What you will do.
Below are some records; reproduce them exactly.

Dataset rows describing interfaces
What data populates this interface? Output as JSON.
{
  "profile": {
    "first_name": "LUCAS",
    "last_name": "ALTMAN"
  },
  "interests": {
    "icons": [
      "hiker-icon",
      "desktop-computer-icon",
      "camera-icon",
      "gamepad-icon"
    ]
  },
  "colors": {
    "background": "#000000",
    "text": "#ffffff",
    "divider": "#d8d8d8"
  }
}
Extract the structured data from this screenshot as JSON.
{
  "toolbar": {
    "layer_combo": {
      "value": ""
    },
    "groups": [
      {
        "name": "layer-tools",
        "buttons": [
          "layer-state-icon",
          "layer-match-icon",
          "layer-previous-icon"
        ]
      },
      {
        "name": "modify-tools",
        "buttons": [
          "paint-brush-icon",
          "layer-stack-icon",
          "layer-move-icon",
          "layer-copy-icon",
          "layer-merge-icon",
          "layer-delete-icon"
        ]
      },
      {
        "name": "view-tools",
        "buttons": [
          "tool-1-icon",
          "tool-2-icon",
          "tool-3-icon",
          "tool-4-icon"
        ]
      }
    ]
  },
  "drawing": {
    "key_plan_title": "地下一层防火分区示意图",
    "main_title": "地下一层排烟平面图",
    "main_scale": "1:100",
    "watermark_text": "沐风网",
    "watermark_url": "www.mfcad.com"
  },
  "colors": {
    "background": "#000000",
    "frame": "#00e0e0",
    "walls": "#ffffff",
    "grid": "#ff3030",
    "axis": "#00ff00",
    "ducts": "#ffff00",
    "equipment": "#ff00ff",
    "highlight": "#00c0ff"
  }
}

Written response.
What data populates this interface? Output as JSON.
{
  "profile": {
    "first_name": "LUCAS",
    "last_name": "ALTMAN"
  },
  "interests": {
    "icons": [
      "hiker-icon",
      "desktop-computer-icon",
      "camera-icon",
      "gamepad-icon"
    ]
  },
  "colors": {
    "background": "#000000",
    "text": "#ffffff",
    "divider": "#d8d8d8"
  }
}
Extract the structured data from this screenshot as JSON.
{
  "toolbar": {
    "layer_combo": {
      "value": ""
    },
    "groups": [
      {
        "name": "layer-tools",
        "buttons": [
          "layer-state-icon",
          "layer-match-icon",
          "layer-previous-icon"
        ]
      },
      {
        "name": "modify-tools",
        "buttons": [
          "paint-brush-icon",
          "layer-stack-icon",
          "layer-move-icon",
          "layer-copy-icon",
          "layer-merge-icon",
          "layer-delete-icon"
        ]
      },
      {
        "name": "view-tools",
        "buttons": [
          "tool-1-icon",
          "tool-2-icon",
          "tool-3-icon",
          "tool-4-icon"
        ]
      }
    ]
  },
  "drawing": {
    "key_plan_title": "地下一层防火分区示意图",
    "main_title": "地下一层排烟平面图",
    "main_scale": "1:100",
    "watermark_text": "沐风网",
    "watermark_url": "www.mfcad.com"
  },
  "colors": {
    "background": "#000000",
    "frame": "#00e0e0",
    "walls": "#ffffff",
    "grid": "#ff3030",
    "axis": "#00ff00",
    "ducts": "#ffff00",
    "equipment": "#ff00ff",
    "highlight": "#00c0ff"
  }
}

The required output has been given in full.